[Exercise goal]:
Extract, from the records beneath this instruction, each line that contains the word "screenshot".

[Provided data]:
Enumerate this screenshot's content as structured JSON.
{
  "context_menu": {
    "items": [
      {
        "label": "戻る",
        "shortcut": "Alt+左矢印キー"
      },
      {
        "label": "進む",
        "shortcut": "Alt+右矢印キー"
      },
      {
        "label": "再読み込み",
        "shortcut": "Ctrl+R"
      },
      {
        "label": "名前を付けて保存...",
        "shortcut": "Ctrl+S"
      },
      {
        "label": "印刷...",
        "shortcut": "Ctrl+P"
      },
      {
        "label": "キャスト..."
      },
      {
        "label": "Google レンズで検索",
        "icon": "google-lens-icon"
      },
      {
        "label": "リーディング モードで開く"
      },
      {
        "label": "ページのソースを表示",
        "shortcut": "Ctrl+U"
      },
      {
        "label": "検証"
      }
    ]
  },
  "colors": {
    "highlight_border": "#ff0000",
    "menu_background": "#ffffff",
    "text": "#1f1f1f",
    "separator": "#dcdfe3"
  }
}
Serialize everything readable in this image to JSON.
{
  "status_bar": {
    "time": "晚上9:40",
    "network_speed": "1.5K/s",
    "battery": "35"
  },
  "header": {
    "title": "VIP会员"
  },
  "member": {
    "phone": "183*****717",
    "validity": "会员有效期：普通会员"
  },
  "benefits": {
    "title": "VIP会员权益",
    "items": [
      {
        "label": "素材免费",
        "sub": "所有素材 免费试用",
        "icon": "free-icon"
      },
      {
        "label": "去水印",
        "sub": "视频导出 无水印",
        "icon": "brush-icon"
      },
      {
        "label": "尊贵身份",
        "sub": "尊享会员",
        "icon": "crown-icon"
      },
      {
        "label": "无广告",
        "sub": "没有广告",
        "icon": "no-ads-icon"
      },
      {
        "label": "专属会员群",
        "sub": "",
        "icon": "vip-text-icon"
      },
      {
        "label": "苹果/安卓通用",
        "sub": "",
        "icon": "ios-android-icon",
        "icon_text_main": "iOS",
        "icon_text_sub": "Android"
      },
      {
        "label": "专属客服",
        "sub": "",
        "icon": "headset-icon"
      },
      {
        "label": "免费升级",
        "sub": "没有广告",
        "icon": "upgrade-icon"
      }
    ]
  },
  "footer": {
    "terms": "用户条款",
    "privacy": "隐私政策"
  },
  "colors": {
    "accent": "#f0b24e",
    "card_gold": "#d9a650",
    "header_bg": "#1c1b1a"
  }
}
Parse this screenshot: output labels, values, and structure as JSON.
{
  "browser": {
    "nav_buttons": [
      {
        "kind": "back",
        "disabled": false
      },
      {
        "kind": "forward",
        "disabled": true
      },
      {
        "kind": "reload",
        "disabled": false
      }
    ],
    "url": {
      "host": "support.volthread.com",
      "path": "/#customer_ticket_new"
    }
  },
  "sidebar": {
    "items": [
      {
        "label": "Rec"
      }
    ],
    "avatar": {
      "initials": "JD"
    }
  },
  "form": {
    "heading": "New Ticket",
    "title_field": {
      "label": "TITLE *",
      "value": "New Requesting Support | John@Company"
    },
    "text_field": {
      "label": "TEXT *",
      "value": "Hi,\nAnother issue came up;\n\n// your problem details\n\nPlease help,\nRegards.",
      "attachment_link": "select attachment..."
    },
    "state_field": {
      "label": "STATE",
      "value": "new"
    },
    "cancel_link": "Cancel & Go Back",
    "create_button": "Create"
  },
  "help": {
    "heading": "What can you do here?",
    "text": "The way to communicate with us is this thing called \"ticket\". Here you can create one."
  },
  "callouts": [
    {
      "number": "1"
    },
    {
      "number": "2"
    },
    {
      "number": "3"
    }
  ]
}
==
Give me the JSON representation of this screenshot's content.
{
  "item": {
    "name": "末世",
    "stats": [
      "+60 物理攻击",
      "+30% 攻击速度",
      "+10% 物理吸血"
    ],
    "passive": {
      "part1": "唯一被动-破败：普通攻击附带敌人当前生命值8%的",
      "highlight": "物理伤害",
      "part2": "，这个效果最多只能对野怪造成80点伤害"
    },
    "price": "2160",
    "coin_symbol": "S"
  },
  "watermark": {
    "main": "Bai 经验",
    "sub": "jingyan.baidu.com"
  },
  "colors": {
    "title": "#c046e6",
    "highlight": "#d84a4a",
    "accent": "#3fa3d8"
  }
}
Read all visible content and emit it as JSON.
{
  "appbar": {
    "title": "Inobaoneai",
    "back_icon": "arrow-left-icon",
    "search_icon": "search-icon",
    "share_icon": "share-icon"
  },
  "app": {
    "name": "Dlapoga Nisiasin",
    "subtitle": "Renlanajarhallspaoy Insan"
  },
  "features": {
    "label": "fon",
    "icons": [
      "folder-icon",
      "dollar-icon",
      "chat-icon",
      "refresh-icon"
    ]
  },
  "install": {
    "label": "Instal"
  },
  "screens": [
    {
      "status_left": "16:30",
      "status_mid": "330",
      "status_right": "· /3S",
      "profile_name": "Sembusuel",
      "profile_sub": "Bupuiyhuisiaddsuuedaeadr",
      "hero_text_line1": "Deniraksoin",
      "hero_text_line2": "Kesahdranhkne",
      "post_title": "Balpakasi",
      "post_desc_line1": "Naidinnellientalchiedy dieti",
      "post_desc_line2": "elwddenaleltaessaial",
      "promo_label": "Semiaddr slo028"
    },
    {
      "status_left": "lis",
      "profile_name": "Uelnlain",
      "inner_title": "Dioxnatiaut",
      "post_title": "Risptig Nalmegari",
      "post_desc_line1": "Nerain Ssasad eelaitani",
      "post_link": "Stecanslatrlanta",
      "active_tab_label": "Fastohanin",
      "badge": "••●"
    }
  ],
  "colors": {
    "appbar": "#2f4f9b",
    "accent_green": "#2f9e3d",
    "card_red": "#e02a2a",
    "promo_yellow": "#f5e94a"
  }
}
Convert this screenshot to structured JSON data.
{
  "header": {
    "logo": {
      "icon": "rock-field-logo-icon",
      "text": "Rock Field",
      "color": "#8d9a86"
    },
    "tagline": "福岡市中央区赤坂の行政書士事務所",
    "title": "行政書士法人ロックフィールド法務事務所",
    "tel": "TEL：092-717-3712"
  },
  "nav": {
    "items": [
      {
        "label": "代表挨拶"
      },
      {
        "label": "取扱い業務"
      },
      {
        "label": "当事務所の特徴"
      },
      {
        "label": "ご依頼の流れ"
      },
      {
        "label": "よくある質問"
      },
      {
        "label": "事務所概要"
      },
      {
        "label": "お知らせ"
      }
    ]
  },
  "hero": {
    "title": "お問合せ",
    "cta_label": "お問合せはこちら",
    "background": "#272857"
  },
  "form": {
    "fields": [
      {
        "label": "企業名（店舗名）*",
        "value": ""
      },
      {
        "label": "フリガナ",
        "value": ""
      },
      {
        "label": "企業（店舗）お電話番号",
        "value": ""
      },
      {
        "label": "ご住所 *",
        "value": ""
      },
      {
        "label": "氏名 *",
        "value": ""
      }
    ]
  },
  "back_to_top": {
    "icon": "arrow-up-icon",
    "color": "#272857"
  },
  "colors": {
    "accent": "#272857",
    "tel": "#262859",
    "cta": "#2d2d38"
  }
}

[Solution for this exercise]:
Enumerate this screenshot's content as structured JSON.
Parse this screenshot: output labels, values, and structure as JSON.
Give me the JSON representation of this screenshot's content.
Convert this screenshot to structured JSON data.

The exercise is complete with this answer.